■ **Task description**
Scan the listing below. Report each line that includes "Disk".

■ **Material for this task**
——————

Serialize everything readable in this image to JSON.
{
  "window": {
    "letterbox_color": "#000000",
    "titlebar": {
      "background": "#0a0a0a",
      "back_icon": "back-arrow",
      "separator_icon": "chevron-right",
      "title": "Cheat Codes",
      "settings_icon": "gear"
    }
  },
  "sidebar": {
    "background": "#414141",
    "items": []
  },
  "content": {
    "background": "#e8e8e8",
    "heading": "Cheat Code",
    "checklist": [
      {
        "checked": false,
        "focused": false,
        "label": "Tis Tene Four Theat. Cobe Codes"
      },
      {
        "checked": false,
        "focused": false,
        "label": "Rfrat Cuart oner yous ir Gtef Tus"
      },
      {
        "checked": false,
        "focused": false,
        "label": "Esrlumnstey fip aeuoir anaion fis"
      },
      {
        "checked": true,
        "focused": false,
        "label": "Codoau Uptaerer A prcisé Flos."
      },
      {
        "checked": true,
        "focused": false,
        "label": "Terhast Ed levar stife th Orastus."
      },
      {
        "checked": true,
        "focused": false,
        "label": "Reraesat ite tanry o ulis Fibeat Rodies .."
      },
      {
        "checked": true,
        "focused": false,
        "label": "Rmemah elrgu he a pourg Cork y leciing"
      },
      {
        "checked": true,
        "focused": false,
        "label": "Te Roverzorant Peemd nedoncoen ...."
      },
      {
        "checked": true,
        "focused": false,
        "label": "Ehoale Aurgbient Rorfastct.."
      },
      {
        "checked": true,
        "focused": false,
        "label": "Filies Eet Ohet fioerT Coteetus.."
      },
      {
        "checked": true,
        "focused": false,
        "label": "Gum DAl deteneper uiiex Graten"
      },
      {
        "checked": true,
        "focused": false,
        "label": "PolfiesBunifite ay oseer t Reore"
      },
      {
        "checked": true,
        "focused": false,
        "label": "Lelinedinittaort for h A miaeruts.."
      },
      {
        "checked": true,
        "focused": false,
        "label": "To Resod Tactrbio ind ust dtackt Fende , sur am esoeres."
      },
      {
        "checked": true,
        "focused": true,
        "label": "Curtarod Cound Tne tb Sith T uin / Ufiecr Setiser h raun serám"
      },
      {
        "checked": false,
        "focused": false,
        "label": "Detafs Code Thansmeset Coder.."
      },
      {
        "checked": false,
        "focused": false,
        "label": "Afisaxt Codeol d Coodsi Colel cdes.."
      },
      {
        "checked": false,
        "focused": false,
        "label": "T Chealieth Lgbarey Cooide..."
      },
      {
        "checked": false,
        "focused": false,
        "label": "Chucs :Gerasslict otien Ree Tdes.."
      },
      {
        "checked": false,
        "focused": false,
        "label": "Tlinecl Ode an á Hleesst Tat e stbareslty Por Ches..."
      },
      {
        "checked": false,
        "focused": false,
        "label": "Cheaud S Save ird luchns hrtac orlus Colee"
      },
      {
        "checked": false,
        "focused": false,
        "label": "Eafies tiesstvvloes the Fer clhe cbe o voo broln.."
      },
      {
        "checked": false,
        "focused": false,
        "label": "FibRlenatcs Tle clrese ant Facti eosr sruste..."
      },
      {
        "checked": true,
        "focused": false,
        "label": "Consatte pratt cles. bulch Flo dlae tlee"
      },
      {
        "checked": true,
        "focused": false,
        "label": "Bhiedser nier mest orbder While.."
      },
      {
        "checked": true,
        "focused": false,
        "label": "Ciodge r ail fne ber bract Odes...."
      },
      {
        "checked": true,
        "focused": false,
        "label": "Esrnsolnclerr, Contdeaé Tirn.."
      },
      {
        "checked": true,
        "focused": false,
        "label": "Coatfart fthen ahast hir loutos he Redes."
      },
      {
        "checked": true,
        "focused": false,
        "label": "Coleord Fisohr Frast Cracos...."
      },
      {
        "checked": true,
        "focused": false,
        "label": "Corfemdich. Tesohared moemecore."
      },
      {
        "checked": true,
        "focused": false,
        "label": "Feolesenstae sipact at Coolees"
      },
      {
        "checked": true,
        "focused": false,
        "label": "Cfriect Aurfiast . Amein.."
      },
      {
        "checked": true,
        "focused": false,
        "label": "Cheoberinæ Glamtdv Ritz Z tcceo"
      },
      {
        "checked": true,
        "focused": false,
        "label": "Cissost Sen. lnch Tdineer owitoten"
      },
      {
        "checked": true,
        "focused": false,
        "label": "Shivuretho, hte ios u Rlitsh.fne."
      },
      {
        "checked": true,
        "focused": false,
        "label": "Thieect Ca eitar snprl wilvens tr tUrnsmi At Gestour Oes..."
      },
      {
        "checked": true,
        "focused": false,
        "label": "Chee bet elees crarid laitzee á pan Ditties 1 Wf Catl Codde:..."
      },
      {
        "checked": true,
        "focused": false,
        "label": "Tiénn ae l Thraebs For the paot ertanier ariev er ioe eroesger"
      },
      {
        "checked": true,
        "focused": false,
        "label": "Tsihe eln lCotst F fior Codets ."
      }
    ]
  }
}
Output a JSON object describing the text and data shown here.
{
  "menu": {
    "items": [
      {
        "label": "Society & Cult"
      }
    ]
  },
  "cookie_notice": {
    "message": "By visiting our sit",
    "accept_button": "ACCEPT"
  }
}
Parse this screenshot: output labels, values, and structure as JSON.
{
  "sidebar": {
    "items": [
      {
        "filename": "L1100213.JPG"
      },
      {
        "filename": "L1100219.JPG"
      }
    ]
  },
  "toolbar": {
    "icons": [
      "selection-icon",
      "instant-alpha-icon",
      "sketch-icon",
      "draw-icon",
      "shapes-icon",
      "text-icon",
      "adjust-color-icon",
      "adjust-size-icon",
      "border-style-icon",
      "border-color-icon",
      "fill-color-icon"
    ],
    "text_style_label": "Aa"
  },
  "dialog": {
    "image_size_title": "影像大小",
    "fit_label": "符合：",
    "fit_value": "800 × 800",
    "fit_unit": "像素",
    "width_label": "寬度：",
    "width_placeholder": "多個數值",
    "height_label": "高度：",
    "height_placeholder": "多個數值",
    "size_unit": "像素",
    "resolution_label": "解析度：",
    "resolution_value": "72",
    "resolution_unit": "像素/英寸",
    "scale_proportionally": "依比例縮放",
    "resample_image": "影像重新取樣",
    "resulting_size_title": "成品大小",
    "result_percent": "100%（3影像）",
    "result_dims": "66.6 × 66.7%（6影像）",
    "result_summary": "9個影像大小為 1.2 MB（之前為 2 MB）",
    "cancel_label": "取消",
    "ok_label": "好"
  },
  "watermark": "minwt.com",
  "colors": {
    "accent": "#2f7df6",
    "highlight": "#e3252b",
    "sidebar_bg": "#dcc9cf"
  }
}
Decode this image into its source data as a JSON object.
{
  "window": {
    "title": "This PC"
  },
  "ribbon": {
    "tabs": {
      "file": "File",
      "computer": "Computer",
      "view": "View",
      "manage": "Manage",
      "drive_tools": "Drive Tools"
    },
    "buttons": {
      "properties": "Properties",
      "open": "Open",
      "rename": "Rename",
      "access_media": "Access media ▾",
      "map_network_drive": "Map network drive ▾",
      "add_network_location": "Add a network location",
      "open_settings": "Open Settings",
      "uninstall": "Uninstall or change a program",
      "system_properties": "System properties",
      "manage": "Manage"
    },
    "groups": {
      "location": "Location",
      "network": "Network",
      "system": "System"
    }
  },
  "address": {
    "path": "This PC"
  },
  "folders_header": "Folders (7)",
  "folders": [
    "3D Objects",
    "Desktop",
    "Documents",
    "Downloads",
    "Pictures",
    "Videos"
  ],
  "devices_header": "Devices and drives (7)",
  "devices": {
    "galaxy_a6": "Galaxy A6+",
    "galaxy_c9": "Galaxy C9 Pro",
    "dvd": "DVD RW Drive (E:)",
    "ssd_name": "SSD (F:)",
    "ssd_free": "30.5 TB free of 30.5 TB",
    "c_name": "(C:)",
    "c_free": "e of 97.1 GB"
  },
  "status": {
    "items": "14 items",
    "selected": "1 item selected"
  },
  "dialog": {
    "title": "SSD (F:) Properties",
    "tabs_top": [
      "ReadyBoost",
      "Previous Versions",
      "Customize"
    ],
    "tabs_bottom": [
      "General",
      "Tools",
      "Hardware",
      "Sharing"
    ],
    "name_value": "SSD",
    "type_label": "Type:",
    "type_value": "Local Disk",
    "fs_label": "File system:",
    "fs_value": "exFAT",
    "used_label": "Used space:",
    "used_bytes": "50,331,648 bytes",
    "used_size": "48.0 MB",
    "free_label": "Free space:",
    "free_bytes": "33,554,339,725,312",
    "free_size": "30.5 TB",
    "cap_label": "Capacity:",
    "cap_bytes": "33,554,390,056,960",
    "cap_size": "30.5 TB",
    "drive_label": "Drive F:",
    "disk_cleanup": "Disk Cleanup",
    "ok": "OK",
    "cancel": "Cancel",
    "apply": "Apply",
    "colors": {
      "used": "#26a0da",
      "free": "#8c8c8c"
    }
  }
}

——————

■ **Answer box**
    "type_value": "Local Disk",
    "disk_cleanup": "Disk Cleanup",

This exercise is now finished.